#### Data for review:

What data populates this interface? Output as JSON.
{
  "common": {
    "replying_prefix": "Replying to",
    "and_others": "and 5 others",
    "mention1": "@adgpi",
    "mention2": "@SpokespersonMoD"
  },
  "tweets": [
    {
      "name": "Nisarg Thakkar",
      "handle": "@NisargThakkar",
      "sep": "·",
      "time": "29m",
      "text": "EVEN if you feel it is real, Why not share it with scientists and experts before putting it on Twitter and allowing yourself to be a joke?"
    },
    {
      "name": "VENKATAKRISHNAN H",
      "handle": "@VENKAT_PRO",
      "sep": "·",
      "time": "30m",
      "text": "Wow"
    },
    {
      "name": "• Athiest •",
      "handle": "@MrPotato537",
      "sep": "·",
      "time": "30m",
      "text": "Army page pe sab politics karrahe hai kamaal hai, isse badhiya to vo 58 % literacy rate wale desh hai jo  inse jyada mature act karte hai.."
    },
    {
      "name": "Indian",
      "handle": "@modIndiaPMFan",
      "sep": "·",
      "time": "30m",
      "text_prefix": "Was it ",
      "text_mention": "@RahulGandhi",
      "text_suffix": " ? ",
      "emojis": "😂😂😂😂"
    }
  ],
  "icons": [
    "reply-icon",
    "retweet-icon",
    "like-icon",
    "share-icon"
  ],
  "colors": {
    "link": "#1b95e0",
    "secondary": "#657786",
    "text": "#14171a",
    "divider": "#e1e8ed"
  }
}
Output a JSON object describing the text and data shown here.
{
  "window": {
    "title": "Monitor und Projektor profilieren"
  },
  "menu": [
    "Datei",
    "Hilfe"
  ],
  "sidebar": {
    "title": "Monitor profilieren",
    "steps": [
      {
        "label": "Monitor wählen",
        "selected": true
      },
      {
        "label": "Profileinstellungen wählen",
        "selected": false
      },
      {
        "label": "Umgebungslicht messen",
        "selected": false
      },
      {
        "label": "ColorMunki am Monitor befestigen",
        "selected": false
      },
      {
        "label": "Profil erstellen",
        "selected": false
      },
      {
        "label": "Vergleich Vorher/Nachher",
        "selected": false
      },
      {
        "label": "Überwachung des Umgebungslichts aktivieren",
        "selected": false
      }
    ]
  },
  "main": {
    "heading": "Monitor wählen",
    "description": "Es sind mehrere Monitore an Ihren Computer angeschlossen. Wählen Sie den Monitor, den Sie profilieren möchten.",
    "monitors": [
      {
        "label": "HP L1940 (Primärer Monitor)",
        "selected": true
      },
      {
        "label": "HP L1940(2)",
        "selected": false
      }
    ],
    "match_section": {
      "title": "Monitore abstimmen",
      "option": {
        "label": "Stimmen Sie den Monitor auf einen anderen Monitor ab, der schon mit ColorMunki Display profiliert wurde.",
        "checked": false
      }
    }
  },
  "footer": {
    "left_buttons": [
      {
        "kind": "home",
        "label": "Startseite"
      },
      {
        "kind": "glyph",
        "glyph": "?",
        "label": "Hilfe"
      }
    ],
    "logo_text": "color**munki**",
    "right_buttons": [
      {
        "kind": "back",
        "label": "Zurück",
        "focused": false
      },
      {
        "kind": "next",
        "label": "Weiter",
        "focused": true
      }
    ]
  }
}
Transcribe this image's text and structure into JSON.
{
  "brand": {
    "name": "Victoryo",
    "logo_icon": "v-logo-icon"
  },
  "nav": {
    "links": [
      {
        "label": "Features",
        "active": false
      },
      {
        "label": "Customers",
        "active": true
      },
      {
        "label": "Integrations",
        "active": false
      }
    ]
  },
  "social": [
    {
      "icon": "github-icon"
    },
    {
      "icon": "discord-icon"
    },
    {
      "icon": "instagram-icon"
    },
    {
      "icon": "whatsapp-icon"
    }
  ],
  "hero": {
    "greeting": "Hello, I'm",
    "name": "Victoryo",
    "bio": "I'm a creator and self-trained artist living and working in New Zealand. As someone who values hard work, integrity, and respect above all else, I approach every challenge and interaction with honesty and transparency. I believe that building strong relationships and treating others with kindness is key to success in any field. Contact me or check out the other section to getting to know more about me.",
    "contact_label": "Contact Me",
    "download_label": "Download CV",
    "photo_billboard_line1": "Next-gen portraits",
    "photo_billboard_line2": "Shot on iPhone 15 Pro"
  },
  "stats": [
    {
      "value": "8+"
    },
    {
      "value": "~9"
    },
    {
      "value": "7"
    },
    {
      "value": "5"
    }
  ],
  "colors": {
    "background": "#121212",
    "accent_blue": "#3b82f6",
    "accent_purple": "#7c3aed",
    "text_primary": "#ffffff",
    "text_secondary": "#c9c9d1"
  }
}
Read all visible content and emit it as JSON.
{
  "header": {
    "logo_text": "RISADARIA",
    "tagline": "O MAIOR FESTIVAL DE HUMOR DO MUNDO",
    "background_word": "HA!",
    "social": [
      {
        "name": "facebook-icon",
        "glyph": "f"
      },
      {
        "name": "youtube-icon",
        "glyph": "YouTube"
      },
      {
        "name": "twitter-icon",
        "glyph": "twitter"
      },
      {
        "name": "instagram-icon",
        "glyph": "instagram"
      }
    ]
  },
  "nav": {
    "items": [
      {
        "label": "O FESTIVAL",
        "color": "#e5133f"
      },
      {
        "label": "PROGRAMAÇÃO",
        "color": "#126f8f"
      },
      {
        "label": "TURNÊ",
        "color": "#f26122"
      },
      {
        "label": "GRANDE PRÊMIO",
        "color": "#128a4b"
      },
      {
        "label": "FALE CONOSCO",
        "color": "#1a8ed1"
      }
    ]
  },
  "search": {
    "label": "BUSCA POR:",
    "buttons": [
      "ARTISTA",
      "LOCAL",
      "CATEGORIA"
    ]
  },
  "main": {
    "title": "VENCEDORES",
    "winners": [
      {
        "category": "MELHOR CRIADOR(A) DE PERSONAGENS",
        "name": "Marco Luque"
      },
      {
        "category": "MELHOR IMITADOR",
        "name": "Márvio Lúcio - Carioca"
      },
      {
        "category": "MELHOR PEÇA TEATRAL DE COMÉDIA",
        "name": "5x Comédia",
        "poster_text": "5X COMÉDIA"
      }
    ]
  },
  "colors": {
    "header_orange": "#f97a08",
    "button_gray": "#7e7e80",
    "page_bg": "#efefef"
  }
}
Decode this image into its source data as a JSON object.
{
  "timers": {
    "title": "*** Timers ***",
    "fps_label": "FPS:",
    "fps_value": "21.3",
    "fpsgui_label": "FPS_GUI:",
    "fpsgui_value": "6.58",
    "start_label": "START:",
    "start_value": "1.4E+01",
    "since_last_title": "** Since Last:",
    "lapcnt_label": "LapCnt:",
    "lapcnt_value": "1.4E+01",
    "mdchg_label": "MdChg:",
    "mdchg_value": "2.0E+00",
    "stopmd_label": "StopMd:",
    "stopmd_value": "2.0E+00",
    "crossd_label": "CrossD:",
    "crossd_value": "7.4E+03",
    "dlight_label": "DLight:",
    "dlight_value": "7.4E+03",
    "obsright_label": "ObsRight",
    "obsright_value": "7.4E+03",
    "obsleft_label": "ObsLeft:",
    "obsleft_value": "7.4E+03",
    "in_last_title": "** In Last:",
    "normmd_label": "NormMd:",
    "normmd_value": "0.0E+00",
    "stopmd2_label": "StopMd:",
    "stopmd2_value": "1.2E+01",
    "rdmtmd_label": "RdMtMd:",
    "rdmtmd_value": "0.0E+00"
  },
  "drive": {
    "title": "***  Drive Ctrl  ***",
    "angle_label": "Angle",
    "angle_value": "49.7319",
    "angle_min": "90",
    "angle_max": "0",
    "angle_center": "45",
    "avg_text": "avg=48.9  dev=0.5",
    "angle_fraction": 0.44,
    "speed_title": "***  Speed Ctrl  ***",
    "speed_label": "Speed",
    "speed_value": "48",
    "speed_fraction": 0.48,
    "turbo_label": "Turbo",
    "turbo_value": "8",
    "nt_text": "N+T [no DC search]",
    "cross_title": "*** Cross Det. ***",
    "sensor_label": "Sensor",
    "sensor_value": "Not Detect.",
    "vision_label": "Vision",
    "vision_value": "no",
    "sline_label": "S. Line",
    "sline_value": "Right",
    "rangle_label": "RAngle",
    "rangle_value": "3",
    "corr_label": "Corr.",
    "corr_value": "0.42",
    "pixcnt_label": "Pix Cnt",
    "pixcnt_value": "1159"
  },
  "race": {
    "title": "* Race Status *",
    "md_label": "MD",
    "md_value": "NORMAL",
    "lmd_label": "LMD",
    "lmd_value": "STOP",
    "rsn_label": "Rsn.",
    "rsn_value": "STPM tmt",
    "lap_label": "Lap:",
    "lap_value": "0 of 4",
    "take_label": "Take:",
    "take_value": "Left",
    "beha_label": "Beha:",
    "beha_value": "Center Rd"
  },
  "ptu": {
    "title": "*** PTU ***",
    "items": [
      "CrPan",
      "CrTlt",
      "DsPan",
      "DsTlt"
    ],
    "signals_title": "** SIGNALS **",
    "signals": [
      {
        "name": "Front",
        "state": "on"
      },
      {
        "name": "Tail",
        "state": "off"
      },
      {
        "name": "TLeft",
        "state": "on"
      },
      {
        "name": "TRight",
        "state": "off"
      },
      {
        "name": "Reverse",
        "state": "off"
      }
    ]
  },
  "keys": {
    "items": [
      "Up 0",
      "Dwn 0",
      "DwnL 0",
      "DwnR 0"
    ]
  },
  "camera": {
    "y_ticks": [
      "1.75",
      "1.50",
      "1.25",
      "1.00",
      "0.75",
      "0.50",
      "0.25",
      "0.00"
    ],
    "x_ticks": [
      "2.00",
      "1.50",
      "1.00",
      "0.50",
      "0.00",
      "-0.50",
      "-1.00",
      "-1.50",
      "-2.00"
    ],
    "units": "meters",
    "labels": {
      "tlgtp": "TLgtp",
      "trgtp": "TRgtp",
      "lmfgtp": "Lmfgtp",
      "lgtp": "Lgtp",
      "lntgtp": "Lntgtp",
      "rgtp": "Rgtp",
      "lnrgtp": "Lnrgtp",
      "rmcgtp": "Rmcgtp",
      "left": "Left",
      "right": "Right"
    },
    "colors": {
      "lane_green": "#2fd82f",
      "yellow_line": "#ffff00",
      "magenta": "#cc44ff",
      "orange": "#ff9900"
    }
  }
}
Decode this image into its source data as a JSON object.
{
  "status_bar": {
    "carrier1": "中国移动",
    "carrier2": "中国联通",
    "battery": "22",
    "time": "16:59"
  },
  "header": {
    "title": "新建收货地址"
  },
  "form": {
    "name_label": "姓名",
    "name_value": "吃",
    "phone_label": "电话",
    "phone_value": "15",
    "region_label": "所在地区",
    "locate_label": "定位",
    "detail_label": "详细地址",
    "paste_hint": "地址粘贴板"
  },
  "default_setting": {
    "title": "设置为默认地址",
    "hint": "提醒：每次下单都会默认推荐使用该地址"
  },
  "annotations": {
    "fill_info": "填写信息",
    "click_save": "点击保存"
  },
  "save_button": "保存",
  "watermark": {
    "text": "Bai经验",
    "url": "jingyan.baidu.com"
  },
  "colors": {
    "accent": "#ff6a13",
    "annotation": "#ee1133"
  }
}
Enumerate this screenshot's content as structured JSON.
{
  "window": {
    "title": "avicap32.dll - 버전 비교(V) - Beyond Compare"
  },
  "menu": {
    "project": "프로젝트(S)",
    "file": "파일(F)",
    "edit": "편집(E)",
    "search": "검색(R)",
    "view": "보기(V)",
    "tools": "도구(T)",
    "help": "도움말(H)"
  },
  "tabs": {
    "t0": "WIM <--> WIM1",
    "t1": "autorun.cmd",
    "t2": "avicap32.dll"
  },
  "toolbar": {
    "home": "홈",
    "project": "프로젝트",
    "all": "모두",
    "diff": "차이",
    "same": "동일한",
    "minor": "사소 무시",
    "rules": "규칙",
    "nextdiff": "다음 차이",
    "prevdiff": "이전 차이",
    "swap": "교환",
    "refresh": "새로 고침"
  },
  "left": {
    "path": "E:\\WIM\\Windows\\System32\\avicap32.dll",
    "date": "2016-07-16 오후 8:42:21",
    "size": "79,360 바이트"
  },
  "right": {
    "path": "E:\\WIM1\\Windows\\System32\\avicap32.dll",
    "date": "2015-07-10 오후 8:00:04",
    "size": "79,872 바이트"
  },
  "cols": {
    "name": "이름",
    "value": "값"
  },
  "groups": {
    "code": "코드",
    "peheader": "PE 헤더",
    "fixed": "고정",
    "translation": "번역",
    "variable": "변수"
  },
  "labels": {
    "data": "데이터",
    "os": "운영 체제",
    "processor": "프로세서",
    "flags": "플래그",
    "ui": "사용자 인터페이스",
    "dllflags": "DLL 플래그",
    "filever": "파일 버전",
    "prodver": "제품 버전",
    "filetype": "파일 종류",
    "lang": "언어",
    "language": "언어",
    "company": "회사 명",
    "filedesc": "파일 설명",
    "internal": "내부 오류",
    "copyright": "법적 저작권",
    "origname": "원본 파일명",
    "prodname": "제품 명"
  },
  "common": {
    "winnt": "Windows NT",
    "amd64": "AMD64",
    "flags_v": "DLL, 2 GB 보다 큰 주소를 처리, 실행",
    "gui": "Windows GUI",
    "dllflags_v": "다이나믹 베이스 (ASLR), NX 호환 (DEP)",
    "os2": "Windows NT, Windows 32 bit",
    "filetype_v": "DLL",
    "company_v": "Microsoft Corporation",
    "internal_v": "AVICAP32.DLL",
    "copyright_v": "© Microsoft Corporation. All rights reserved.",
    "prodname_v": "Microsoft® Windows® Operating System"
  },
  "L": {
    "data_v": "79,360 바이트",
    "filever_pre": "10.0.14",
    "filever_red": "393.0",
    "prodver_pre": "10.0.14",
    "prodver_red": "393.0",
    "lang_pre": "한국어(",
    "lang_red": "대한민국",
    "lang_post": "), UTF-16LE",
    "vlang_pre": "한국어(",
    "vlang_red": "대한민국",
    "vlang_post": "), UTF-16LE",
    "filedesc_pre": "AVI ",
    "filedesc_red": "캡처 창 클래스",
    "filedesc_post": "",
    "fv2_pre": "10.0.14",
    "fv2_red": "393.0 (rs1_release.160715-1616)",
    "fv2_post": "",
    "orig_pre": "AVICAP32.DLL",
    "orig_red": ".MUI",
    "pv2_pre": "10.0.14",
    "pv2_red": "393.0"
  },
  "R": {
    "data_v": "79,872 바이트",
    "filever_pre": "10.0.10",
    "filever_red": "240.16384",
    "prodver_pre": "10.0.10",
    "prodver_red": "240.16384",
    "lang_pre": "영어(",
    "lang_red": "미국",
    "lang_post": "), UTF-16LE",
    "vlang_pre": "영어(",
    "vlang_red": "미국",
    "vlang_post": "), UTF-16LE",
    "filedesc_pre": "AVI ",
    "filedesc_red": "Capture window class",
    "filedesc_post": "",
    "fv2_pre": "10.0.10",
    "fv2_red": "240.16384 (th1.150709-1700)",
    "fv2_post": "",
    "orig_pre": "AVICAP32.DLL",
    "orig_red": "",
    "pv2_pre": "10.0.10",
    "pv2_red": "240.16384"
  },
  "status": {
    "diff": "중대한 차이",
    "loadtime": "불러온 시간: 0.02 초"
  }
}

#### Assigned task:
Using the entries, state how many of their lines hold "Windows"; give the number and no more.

#### Exercise output:
6